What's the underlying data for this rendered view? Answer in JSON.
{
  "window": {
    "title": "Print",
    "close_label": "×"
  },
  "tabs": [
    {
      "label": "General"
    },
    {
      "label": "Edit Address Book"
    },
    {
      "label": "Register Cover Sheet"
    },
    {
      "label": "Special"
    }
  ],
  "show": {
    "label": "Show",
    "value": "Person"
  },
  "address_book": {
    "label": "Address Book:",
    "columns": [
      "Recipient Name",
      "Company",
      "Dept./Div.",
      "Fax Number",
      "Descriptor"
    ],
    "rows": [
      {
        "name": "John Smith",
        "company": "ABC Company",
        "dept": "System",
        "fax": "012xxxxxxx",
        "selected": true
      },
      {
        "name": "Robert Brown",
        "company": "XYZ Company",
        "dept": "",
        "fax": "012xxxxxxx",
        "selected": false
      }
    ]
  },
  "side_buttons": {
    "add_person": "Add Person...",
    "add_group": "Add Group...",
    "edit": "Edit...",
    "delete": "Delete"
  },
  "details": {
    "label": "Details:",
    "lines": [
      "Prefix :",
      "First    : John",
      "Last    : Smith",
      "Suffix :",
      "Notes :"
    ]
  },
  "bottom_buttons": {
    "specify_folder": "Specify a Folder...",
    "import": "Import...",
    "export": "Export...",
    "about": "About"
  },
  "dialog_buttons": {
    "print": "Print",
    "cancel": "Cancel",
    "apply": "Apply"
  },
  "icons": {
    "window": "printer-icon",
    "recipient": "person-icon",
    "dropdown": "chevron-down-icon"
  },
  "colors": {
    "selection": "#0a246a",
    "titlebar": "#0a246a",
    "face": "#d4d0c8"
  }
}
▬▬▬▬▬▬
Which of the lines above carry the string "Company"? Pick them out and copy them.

** RESPONSE TO THIS TASK **
      "Company",
        "company": "ABC Company",
        "company": "XYZ Company",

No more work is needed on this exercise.